• Task brief
Your reply should consist of the entries, copied exactly and stripped of images.

====

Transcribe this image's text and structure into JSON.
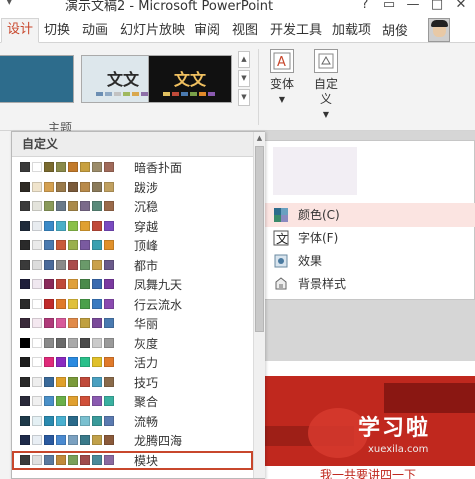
{
  "window": {
    "title": "演示文稿2 - Microsoft PowerPoint",
    "controls": [
      "?",
      "▭",
      "—",
      "□",
      "✕"
    ]
  },
  "tabs": [
    {
      "label": "设计",
      "active": true
    },
    {
      "label": "切换"
    },
    {
      "label": "动画"
    },
    {
      "label": "幻灯片放映"
    },
    {
      "label": "审阅"
    },
    {
      "label": "视图"
    },
    {
      "label": "开发工具"
    },
    {
      "label": "加载项"
    }
  ],
  "user": {
    "name": "胡俊"
  },
  "ribbon": {
    "group_label": "主题",
    "themes": [
      {
        "text": "",
        "bg": "#2d6c8c",
        "fg": "#ffffff"
      },
      {
        "text": "文文",
        "bg": "#dde7ec",
        "fg": "#2a2a2a"
      },
      {
        "text": "文文",
        "bg": "#111111",
        "fg": "#f0c060"
      }
    ],
    "variant_button": "变体",
    "custom_button": "自定义"
  },
  "variant_menu": {
    "items": [
      {
        "label": "颜色(C)",
        "icon": "color-swatch-icon",
        "hover": true
      },
      {
        "label": "字体(F)",
        "icon": "font-icon"
      },
      {
        "label": "效果",
        "icon": "effects-icon"
      },
      {
        "label": "背景样式",
        "icon": "background-style-icon"
      }
    ]
  },
  "color_popup": {
    "header": "自定义",
    "schemes": [
      {
        "name": "暗香扑面",
        "colors": [
          "#3b3b3b",
          "#ffffff",
          "#7a6a2e",
          "#8a8a4a",
          "#c27a2a",
          "#c8a040",
          "#9c8c6a",
          "#a06a5a"
        ]
      },
      {
        "name": "跋涉",
        "colors": [
          "#2e2a24",
          "#f0e4cc",
          "#d4a050",
          "#9a7a4a",
          "#7a5a3a",
          "#b88a4a",
          "#8a7a5a",
          "#c0a060"
        ]
      },
      {
        "name": "沉稳",
        "colors": [
          "#3a3a3a",
          "#e4e4dc",
          "#8a9a5a",
          "#6a7a8a",
          "#aa8a4a",
          "#7a6a8a",
          "#5a8a7a",
          "#9a6a4a"
        ]
      },
      {
        "name": "穿越",
        "colors": [
          "#1e2a3a",
          "#e8ecf0",
          "#3a8ac8",
          "#4ab0c8",
          "#8ac04a",
          "#e0a030",
          "#c04a3a",
          "#7a4ac0"
        ]
      },
      {
        "name": "顶峰",
        "colors": [
          "#2a2a2a",
          "#eaeaea",
          "#4a7ab0",
          "#c85a3a",
          "#9ab04a",
          "#7a5aa0",
          "#3aa0b0",
          "#e0902a"
        ]
      },
      {
        "name": "都市",
        "colors": [
          "#3a3a3a",
          "#dcdcdc",
          "#4a6a9a",
          "#8a8a8a",
          "#aa4a4a",
          "#6a9a6a",
          "#caa04a",
          "#6a5a8a"
        ]
      },
      {
        "name": "凤舞九天",
        "colors": [
          "#1e1e3a",
          "#f0e8f0",
          "#8a2a5a",
          "#c04a3a",
          "#e0a03a",
          "#4a8a4a",
          "#3a6ab0",
          "#7a3aa0"
        ]
      },
      {
        "name": "行云流水",
        "colors": [
          "#2a2a2a",
          "#ffffff",
          "#c02a2a",
          "#e07a2a",
          "#e0c03a",
          "#4aa04a",
          "#3a7ac0",
          "#8a4ab0"
        ]
      },
      {
        "name": "华丽",
        "colors": [
          "#3a2a3a",
          "#f4e8f0",
          "#b03a7a",
          "#d85a9a",
          "#e08a4a",
          "#c0a040",
          "#7a4a9a",
          "#4a7ab0"
        ]
      },
      {
        "name": "灰度",
        "colors": [
          "#000000",
          "#ffffff",
          "#8a8a8a",
          "#6a6a6a",
          "#aaaaaa",
          "#4a4a4a",
          "#cacaca",
          "#9a9a9a"
        ]
      },
      {
        "name": "活力",
        "colors": [
          "#1e1e1e",
          "#ffffff",
          "#e02a7a",
          "#8a2ac0",
          "#2a8ae0",
          "#2ac08a",
          "#e0c02a",
          "#e07a2a"
        ]
      },
      {
        "name": "技巧",
        "colors": [
          "#2a2a2a",
          "#eeeeee",
          "#3a6a9a",
          "#e0a02a",
          "#7a9a3a",
          "#c04a3a",
          "#4aa0c0",
          "#8a6a4a"
        ]
      },
      {
        "name": "聚合",
        "colors": [
          "#2a2a3a",
          "#f0f0f0",
          "#4a90c8",
          "#6ab04a",
          "#e0a030",
          "#d0503a",
          "#8a5ab0",
          "#3ab0a0"
        ]
      },
      {
        "name": "流畅",
        "colors": [
          "#1e3a4a",
          "#e4f0f4",
          "#2a8ab0",
          "#4ab0d0",
          "#2a6a8a",
          "#7ac0d0",
          "#3a9a9a",
          "#5a7ab0"
        ]
      },
      {
        "name": "龙腾四海",
        "colors": [
          "#1e2a4a",
          "#e8eef4",
          "#2a5aa0",
          "#4a8ad0",
          "#7aa0c0",
          "#3a7a8a",
          "#c0a04a",
          "#8a5a3a"
        ]
      },
      {
        "name": "模块",
        "colors": [
          "#3a3a3a",
          "#e0e0e0",
          "#5a7aa0",
          "#c08a3a",
          "#7aa05a",
          "#a04a4a",
          "#4a8a9a",
          "#8a6aa0"
        ]
      }
    ]
  },
  "watermark": {
    "brand": "学习啦",
    "url": "xuexila.com",
    "bottom_text": "我一共要讲四一下"
  }
}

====

• Task response
Transcribe this image's text and structure into JSON.
{
  "window": {
    "title": "演示文稿2 - Microsoft PowerPoint",
    "controls": [
      "?",
      "▭",
      "—",
      "□",
      "✕"
    ]
  },
  "tabs": [
    {
      "label": "设计",
      "active": true
    },
    {
      "label": "切换"
    },
    {
      "label": "动画"
    },
    {
      "label": "幻灯片放映"
    },
    {
      "label": "审阅"
    },
    {
      "label": "视图"
    },
    {
      "label": "开发工具"
    },
    {
      "label": "加载项"
    }
  ],
  "user": {
    "name": "胡俊"
  },
  "ribbon": {
    "group_label": "主题",
    "themes": [
      {
        "text": "",
        "bg": "#2d6c8c",
        "fg": "#ffffff"
      },
      {
        "text": "文文",
        "bg": "#dde7ec",
        "fg": "#2a2a2a"
      },
      {
        "text": "文文",
        "bg": "#111111",
        "fg": "#f0c060"
      }
    ],
    "variant_button": "变体",
    "custom_button": "自定义"
  },
  "variant_menu": {
    "items": [
      {
        "label": "颜色(C)",
        "icon": "color-swatch-icon",
        "hover": true
      },
      {
        "label": "字体(F)",
        "icon": "font-icon"
      },
      {
        "label": "效果",
        "icon": "effects-icon"
      },
      {
        "label": "背景样式",
        "icon": "background-style-icon"
      }
    ]
  },
  "color_popup": {
    "header": "自定义",
    "schemes": [
      {
        "name": "暗香扑面",
        "colors": [
          "#3b3b3b",
          "#ffffff",
          "#7a6a2e",
          "#8a8a4a",
          "#c27a2a",
          "#c8a040",
          "#9c8c6a",
          "#a06a5a"
        ]
      },
      {
        "name": "跋涉",
        "colors": [
          "#2e2a24",
          "#f0e4cc",
          "#d4a050",
          "#9a7a4a",
          "#7a5a3a",
          "#b88a4a",
          "#8a7a5a",
          "#c0a060"
        ]
      },
      {
        "name": "沉稳",
        "colors": [
          "#3a3a3a",
          "#e4e4dc",
          "#8a9a5a",
          "#6a7a8a",
          "#aa8a4a",
          "#7a6a8a",
          "#5a8a7a",
          "#9a6a4a"
        ]
      },
      {
        "name": "穿越",
        "colors": [
          "#1e2a3a",
          "#e8ecf0",
          "#3a8ac8",
          "#4ab0c8",
          "#8ac04a",
          "#e0a030",
          "#c04a3a",
          "#7a4ac0"
        ]
      },
      {
        "name": "顶峰",
        "colors": [
          "#2a2a2a",
          "#eaeaea",
          "#4a7ab0",
          "#c85a3a",
          "#9ab04a",
          "#7a5aa0",
          "#3aa0b0",
          "#e0902a"
        ]
      },
      {
        "name": "都市",
        "colors": [
          "#3a3a3a",
          "#dcdcdc",
          "#4a6a9a",
          "#8a8a8a",
          "#aa4a4a",
          "#6a9a6a",
          "#caa04a",
          "#6a5a8a"
        ]
      },
      {
        "name": "凤舞九天",
        "colors": [
          "#1e1e3a",
          "#f0e8f0",
          "#8a2a5a",
          "#c04a3a",
          "#e0a03a",
          "#4a8a4a",
          "#3a6ab0",
          "#7a3aa0"
        ]
      },
      {
        "name": "行云流水",
        "colors": [
          "#2a2a2a",
          "#ffffff",
          "#c02a2a",
          "#e07a2a",
          "#e0c03a",
          "#4aa04a",
          "#3a7ac0",
          "#8a4ab0"
        ]
      },
      {
        "name": "华丽",
        "colors": [
          "#3a2a3a",
          "#f4e8f0",
          "#b03a7a",
          "#d85a9a",
          "#e08a4a",
          "#c0a040",
          "#7a4a9a",
          "#4a7ab0"
        ]
      },
      {
        "name": "灰度",
        "colors": [
          "#000000",
          "#ffffff",
          "#8a8a8a",
          "#6a6a6a",
          "#aaaaaa",
          "#4a4a4a",
          "#cacaca",
          "#9a9a9a"
        ]
      },
      {
        "name": "活力",
        "colors": [
          "#1e1e1e",
          "#ffffff",
          "#e02a7a",
          "#8a2ac0",
          "#2a8ae0",
          "#2ac08a",
          "#e0c02a",
          "#e07a2a"
        ]
      },
      {
        "name": "技巧",
        "colors": [
          "#2a2a2a",
          "#eeeeee",
          "#3a6a9a",
          "#e0a02a",
          "#7a9a3a",
          "#c04a3a",
          "#4aa0c0",
          "#8a6a4a"
        ]
      },
      {
        "name": "聚合",
        "colors": [
          "#2a2a3a",
          "#f0f0f0",
          "#4a90c8",
          "#6ab04a",
          "#e0a030",
          "#d0503a",
          "#8a5ab0",
          "#3ab0a0"
        ]
      },
      {
        "name": "流畅",
        "colors": [
          "#1e3a4a",
          "#e4f0f4",
          "#2a8ab0",
          "#4ab0d0",
          "#2a6a8a",
          "#7ac0d0",
          "#3a9a9a",
          "#5a7ab0"
        ]
      },
      {
        "name": "龙腾四海",
        "colors": [
          "#1e2a4a",
          "#e8eef4",
          "#2a5aa0",
          "#4a8ad0",
          "#7aa0c0",
          "#3a7a8a",
          "#c0a04a",
          "#8a5a3a"
        ]
      },
      {
        "name": "模块",
        "colors": [
          "#3a3a3a",
          "#e0e0e0",
          "#5a7aa0",
          "#c08a3a",
          "#7aa05a",
          "#a04a4a",
          "#4a8a9a",
          "#8a6aa0"
        ]
      }
    ]
  },
  "watermark": {
    "brand": "学习啦",
    "url": "xuexila.com",
    "bottom_text": "我一共要讲四一下"
  }
}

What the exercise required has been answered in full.